Web page and app entries:
----
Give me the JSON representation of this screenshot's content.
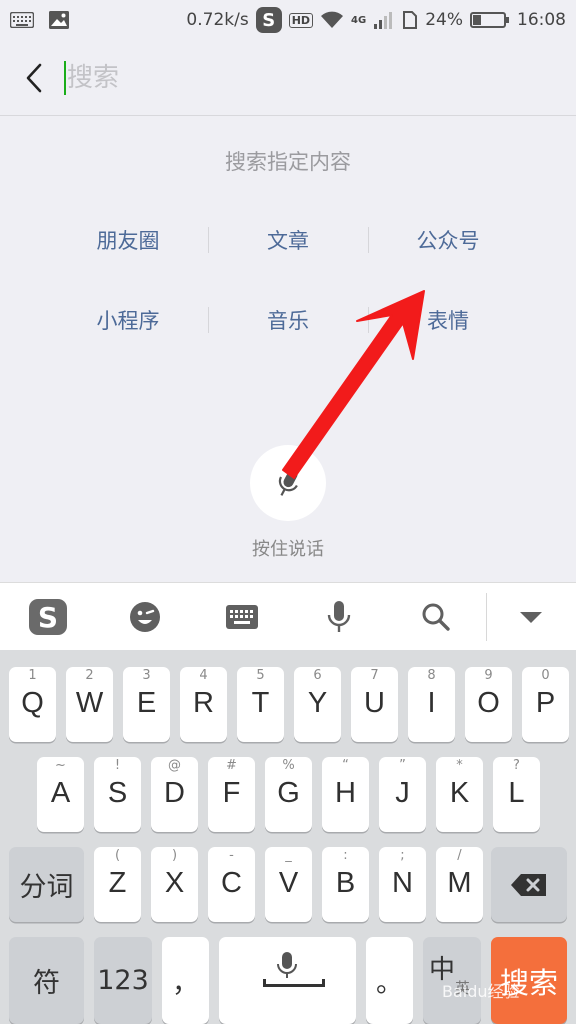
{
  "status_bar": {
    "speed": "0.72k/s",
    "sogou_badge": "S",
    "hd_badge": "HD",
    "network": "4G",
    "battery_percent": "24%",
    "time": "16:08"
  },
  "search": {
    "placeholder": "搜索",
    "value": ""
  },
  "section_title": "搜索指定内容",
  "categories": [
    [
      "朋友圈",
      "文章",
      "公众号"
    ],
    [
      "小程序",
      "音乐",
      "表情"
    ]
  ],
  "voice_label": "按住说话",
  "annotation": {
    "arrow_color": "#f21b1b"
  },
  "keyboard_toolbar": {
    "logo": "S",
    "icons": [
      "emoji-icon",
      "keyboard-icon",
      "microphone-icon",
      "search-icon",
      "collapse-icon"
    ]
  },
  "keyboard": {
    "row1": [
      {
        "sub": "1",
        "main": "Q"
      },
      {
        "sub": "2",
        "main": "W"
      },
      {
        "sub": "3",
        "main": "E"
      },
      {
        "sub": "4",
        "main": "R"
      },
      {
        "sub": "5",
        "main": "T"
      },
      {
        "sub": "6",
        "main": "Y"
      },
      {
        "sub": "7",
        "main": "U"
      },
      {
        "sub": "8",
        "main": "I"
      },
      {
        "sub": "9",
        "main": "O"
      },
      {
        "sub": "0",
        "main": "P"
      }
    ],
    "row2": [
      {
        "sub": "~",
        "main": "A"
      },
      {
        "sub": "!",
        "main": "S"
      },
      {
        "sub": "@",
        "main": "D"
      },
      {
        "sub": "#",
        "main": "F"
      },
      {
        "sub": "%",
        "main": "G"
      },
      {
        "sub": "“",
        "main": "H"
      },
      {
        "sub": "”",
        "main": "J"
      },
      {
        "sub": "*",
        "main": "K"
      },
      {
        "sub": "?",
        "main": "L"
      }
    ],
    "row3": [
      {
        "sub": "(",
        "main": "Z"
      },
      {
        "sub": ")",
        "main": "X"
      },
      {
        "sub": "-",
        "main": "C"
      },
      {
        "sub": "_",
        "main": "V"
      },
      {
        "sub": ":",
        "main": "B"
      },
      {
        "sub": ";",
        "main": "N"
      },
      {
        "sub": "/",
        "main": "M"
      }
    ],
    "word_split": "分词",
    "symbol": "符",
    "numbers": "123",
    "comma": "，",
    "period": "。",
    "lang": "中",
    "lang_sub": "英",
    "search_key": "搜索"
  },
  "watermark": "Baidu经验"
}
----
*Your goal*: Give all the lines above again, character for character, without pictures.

*Response to this exercise*:
Give me the JSON representation of this screenshot's content.
{
  "status_bar": {
    "speed": "0.72k/s",
    "sogou_badge": "S",
    "hd_badge": "HD",
    "network": "4G",
    "battery_percent": "24%",
    "time": "16:08"
  },
  "search": {
    "placeholder": "搜索",
    "value": ""
  },
  "section_title": "搜索指定内容",
  "categories": [
    [
      "朋友圈",
      "文章",
      "公众号"
    ],
    [
      "小程序",
      "音乐",
      "表情"
    ]
  ],
  "voice_label": "按住说话",
  "annotation": {
    "arrow_color": "#f21b1b"
  },
  "keyboard_toolbar": {
    "logo": "S",
    "icons": [
      "emoji-icon",
      "keyboard-icon",
      "microphone-icon",
      "search-icon",
      "collapse-icon"
    ]
  },
  "keyboard": {
    "row1": [
      {
        "sub": "1",
        "main": "Q"
      },
      {
        "sub": "2",
        "main": "W"
      },
      {
        "sub": "3",
        "main": "E"
      },
      {
        "sub": "4",
        "main": "R"
      },
      {
        "sub": "5",
        "main": "T"
      },
      {
        "sub": "6",
        "main": "Y"
      },
      {
        "sub": "7",
        "main": "U"
      },
      {
        "sub": "8",
        "main": "I"
      },
      {
        "sub": "9",
        "main": "O"
      },
      {
        "sub": "0",
        "main": "P"
      }
    ],
    "row2": [
      {
        "sub": "~",
        "main": "A"
      },
      {
        "sub": "!",
        "main": "S"
      },
      {
        "sub": "@",
        "main": "D"
      },
      {
        "sub": "#",
        "main": "F"
      },
      {
        "sub": "%",
        "main": "G"
      },
      {
        "sub": "“",
        "main": "H"
      },
      {
        "sub": "”",
        "main": "J"
      },
      {
        "sub": "*",
        "main": "K"
      },
      {
        "sub": "?",
        "main": "L"
      }
    ],
    "row3": [
      {
        "sub": "(",
        "main": "Z"
      },
      {
        "sub": ")",
        "main": "X"
      },
      {
        "sub": "-",
        "main": "C"
      },
      {
        "sub": "_",
        "main": "V"
      },
      {
        "sub": ":",
        "main": "B"
      },
      {
        "sub": ";",
        "main": "N"
      },
      {
        "sub": "/",
        "main": "M"
      }
    ],
    "word_split": "分词",
    "symbol": "符",
    "numbers": "123",
    "comma": "，",
    "period": "。",
    "lang": "中",
    "lang_sub": "英",
    "search_key": "搜索"
  },
  "watermark": "Baidu经验"
}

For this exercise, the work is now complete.